In how many lines of the listing does the word "JSON" appear? Reply with the number only.
Extracted information Start Marker
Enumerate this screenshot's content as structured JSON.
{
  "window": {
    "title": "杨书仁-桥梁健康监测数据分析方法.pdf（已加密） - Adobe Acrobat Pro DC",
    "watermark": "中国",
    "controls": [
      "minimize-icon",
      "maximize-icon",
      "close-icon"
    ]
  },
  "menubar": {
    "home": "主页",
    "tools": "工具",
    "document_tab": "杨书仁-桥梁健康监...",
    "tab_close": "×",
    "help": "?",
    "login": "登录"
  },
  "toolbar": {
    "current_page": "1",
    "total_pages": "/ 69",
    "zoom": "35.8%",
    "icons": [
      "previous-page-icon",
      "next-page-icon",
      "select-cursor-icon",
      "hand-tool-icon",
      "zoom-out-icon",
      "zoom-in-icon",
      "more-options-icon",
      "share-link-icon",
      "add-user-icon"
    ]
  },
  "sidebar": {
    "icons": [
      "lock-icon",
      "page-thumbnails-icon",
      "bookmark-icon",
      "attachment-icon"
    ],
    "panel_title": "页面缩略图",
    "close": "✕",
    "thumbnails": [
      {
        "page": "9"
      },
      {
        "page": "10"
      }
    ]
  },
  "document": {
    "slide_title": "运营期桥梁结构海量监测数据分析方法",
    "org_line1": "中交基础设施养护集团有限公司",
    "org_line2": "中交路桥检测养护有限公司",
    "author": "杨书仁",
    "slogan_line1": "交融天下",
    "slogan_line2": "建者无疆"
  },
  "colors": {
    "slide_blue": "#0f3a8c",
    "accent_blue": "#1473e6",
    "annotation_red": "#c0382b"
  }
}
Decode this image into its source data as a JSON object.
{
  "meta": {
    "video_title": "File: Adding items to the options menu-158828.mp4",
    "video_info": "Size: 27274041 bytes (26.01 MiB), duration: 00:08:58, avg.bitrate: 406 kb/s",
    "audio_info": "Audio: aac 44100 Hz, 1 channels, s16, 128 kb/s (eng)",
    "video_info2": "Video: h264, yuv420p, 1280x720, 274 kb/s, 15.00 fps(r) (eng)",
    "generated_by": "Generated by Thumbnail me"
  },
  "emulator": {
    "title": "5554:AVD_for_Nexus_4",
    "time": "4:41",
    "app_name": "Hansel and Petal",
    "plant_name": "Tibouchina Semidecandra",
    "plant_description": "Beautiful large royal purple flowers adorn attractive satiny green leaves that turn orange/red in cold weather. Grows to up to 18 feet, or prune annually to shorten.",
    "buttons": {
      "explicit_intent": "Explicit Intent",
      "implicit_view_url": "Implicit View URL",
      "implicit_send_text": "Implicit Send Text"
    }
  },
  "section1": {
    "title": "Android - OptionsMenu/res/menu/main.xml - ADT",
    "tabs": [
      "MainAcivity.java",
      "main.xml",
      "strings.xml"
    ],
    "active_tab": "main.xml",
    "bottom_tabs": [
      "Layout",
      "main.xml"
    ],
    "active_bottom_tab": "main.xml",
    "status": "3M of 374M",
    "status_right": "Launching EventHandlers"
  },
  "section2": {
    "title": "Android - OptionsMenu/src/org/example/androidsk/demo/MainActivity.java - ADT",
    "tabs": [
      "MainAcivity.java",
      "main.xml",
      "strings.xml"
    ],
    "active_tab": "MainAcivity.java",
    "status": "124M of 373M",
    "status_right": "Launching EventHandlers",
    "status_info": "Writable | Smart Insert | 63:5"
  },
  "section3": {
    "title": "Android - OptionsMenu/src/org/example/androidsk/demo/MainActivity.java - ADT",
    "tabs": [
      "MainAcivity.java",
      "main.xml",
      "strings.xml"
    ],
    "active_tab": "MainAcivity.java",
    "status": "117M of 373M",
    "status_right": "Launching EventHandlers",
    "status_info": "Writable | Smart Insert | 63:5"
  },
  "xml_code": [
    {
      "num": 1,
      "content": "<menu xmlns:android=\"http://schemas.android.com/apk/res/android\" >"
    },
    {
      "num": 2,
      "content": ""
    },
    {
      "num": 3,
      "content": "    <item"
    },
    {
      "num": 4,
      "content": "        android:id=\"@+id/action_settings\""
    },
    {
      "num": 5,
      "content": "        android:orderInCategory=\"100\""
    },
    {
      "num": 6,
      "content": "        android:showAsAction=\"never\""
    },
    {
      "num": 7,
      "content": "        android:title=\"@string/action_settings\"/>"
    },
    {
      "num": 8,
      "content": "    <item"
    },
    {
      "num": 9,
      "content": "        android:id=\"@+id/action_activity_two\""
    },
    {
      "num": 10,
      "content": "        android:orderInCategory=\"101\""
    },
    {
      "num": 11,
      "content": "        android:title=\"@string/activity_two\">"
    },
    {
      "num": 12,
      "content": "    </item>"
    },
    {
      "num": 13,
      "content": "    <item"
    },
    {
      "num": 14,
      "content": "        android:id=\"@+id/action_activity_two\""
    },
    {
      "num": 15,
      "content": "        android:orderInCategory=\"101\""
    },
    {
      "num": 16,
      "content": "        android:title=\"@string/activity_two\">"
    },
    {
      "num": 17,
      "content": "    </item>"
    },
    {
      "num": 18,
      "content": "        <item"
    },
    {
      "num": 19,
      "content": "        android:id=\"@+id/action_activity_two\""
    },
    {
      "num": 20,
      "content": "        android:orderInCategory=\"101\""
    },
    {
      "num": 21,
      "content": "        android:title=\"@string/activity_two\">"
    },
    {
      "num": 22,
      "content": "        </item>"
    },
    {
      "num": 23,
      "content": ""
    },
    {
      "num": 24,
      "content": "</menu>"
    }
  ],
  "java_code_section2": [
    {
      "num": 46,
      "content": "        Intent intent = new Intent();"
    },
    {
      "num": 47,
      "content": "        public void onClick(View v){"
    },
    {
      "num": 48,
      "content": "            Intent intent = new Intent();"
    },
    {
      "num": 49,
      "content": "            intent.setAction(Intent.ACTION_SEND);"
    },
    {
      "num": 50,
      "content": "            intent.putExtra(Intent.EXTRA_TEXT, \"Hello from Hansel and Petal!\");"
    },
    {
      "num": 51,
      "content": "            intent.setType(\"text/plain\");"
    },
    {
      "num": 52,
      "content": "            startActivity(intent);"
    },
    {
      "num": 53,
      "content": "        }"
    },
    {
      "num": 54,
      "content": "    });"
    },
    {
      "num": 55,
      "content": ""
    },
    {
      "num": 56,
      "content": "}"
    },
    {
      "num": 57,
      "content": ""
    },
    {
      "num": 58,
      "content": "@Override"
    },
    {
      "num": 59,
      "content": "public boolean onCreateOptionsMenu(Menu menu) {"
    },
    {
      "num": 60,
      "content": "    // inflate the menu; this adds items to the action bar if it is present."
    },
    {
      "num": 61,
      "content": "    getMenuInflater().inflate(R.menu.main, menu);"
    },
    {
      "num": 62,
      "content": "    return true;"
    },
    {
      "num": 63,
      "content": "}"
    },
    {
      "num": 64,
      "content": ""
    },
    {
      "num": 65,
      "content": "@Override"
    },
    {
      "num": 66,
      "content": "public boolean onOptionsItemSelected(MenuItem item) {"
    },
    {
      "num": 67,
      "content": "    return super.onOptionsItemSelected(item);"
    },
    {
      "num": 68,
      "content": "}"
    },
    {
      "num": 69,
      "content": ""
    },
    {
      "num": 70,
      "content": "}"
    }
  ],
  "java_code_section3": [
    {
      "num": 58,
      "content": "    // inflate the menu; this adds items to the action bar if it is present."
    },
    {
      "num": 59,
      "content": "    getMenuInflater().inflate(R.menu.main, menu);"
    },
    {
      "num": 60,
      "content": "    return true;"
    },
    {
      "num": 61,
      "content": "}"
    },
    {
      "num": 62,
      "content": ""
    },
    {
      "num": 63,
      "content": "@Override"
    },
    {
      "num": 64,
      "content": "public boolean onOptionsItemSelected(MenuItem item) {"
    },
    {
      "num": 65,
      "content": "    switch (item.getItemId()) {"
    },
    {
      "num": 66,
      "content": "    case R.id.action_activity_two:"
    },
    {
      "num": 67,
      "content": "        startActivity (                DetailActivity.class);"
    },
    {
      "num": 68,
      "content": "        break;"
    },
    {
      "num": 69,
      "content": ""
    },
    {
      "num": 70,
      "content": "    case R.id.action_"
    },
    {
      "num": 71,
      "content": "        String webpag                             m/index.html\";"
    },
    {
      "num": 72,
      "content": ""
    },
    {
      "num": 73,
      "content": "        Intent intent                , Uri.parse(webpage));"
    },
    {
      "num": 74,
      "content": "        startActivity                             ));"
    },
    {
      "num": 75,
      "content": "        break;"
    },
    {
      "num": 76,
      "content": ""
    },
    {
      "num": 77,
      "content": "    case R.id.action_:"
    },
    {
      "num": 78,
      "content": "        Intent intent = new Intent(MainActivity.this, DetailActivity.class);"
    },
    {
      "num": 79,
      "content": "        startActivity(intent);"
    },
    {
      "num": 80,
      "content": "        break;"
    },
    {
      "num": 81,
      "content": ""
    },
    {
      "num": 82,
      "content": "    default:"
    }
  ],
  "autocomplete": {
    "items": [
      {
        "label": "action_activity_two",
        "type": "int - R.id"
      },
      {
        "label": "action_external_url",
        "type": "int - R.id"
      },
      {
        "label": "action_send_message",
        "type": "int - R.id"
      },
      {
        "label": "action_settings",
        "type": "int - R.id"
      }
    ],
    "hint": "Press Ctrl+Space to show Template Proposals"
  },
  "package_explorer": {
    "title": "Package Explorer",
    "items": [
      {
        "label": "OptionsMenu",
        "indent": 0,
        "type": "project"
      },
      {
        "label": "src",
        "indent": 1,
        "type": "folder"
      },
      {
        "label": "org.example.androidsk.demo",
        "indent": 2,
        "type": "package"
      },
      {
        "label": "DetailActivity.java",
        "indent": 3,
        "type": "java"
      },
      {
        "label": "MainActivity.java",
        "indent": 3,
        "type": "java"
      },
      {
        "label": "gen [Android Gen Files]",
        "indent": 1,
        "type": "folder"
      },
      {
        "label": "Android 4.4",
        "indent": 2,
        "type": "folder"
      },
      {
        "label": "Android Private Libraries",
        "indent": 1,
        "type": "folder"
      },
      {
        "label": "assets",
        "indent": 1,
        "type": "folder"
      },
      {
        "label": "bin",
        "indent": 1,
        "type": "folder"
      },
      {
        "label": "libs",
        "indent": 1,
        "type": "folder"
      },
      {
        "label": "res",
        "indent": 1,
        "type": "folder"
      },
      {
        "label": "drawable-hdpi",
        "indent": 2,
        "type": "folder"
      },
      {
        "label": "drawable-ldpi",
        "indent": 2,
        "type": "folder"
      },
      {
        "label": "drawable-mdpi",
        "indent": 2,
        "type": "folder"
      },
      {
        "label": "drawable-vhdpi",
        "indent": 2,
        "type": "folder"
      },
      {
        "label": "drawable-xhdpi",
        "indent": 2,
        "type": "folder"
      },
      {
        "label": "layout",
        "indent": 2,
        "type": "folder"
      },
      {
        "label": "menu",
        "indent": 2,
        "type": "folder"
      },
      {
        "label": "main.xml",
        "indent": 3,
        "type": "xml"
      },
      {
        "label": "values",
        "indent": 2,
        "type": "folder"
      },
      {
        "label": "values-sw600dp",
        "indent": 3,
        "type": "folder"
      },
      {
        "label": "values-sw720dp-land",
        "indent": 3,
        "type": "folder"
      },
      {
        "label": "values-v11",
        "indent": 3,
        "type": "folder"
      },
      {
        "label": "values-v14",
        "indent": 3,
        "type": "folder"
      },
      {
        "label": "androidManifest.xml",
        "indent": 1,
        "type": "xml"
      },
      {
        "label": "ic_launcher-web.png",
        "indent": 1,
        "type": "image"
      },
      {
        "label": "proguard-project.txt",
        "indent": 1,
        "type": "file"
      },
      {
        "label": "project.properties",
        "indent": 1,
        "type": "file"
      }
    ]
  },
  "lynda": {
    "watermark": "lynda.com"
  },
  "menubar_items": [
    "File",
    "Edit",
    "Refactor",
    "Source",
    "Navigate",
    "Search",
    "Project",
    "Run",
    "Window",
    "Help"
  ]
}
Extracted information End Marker
- Reply to the task:
2